4-6. Anti-VPAC1 (VIPR1) (extracellular) Antibody, preincubated with VPAC1/VIPR1 (extracellular) Blocking Peptide (#BLP-VR001).
- Expression of VPAC1 in rat amygdalaImmunohistochemical staining of immersion-fixed, free floating rat brain frozen sections using Anti-VPAC1 (VIPR1) (extracellular) Antibody (#AVR-001), (1:100). A. VPAC1 staining (red) is apparent in basolateral amygdala neurons (horizontal arrow). B. Cell nuclei in the same section are stained with DAPI (Blue). C. Merge of the two images.
- Cell surface detection of VPAC1 by indirect flow cytometry in live intact mouse J774 macrophage cells:___ Cells.
___ Cells + goat-anti-rabbit-FITC.
___ Cells + Anti-VPAC1 (VIPR1) (extracellular) Antibody (#AVR-001), (2.5μg) + goat-anti-rabbit-FITC.
- The blocking peptide is not suitable for this application.
- Expression of VPAC1 in human HT-29 cellsCell surface detection of VPAC1 in live intact human HT-29 colorectal adenocarcinoma cells. A. Extracellular staining of live cells with Anti-VPAC1 (VIPR1) (extracellular) Antibody (#AVR-001), (1:25), followed by goat anti-rabbit-AlexaFluor-594 secondary antibody (red). B. Cell nuclei were visualized using Hoechst 33342 (blue). C. Live view of the cells.
- Vaudry, D. et al. (2000) Pharm. Rev. 52, 269.
- Gozes, I. et al. (2003) Curr Pharm Des. 9, 483.
- Laburthe, M. et al. (2002) Receptors Channels 8, 137.
- Laburthe, M. et al. (1996) Ann. N. Y. Acad. Sci. 805, 94.
- Usdin, T. et al. (1994) Endocrinology 135, 2662.

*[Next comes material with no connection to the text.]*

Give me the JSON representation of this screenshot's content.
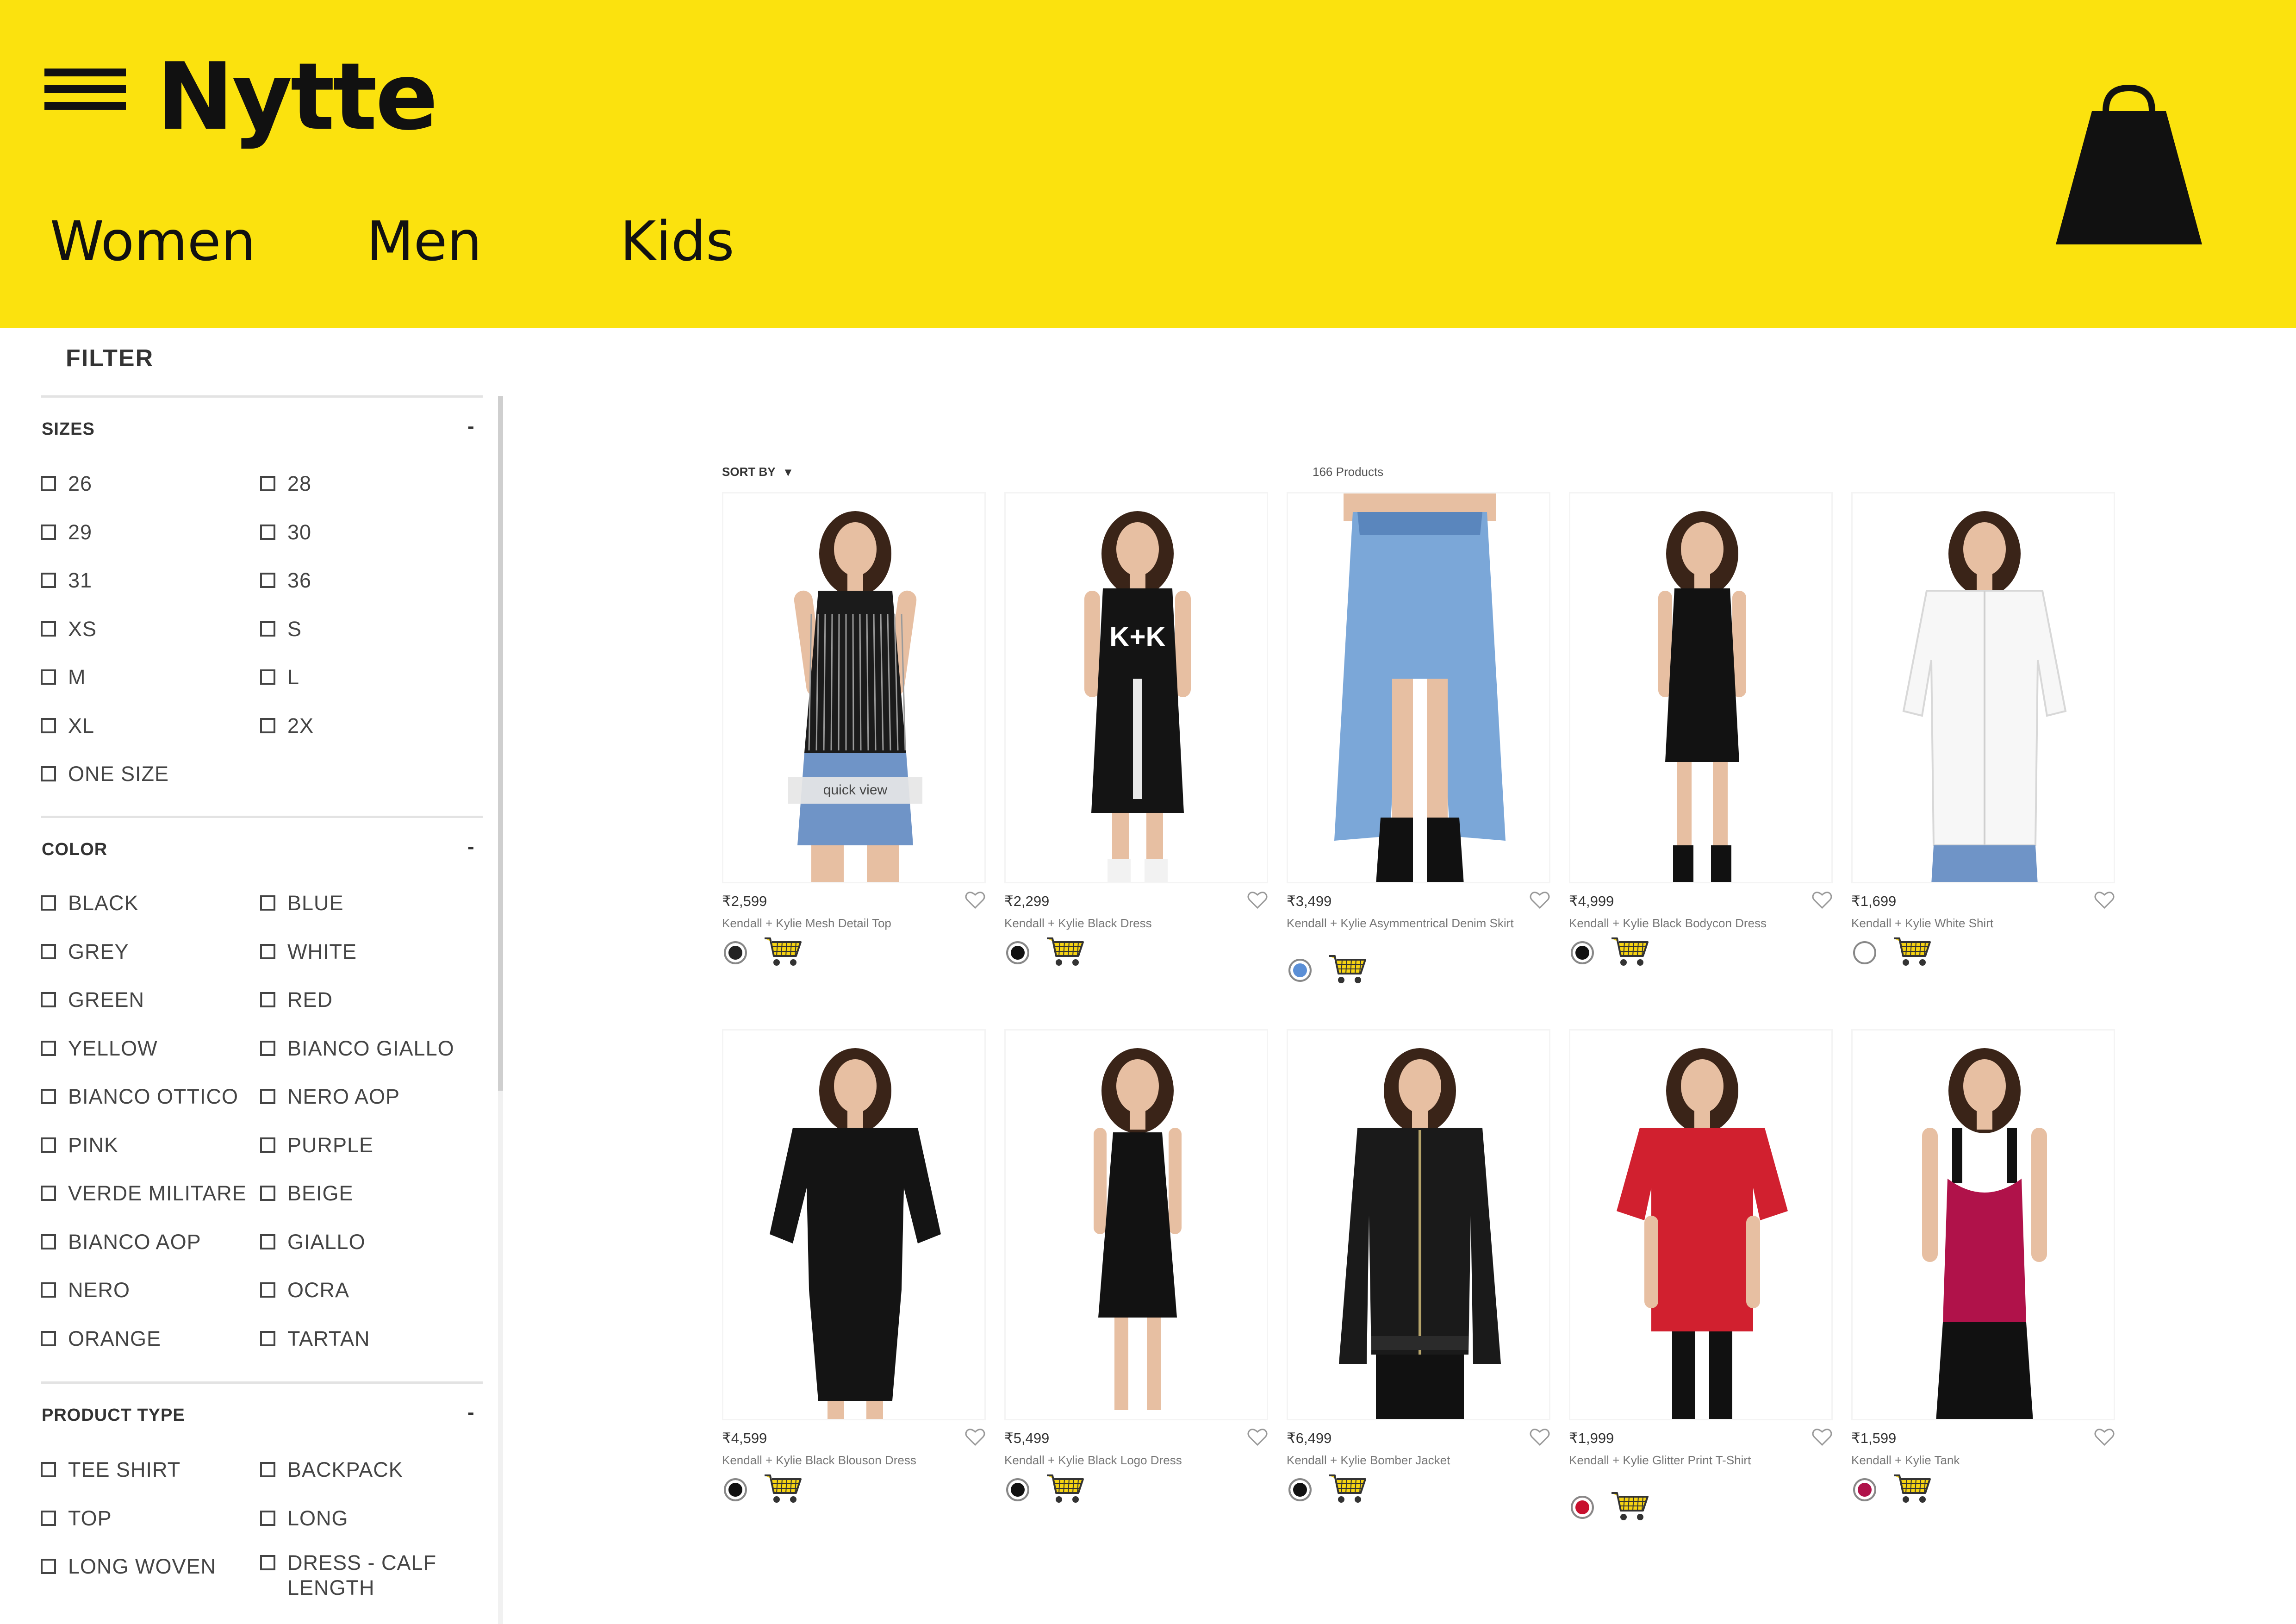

- Reubi, J.C. et al. (2000). Ann. N. Y. Acad. Sci. 921, 1.
- Said, S.I. (1991) Trends Endocrinol. Metab. 2, 107.
Vasointestinal peptide (VIP) and pituitary adenylate cyclase–activating peptide (PACAP) belong to the glucagon hormone superfamily, which includes secretin, growth hormone–releasing hormone (GHRH), glucagon, glucagon-like peptides 1 and 2 (GLP-1 and GLP-2), peptide histidine methionine (PHM), and glucose-dependent insulinotropic polypeptide (GIP)1. PACAP and VIP effects have been described in the digestive tract, cardiovascular system, airways, reproductive system, immune system, endocrine glands, and brain2. VIP and PACAP share a common G-protein coupled receptor, VPAC13.
VPAC1 is a membrane-associated protein and shares significant homology with members of the G-protein coupled class B receptor family, the most important of which is the presence of large N-terminal extracellular domains which contain 10 highly conserved amino acids including six cysteines, putative N-terminal leader sequences and several potential N-glycosylation sites4. In the CNS, VPAC1 receptors are abundantly localized in piriform cortex, cerebral cortex, suprachiasmatic nucleus, hippocampus, and pineal gland5. In peripheral tissues, VPAC1 receptors have been found in breast, kidney, liver, lung, prostate, spleen, and mucosa of the gastrointestinal tract6. VPAC1 mediates a large array of VIP and PACAP actions on exocrine secretion, hormones release, muscle relaxation, metabolism, fetus growth, tumor cells and embryonic brain development7.
Species reactivity key:
Anti-VPAC1 (VIPR1) (extracellular) Antibody (#AVR-001) is a highly specific antibody directed against an epitope of human VIP and PACAP receptor 1. The antibody can be used in western blot, immunohistochemistry, immunocytochemistry, live cell imaging, and indirect flow cytometry applications. It has been designed to recognize VPAC1 from mouse, rat, and human samples.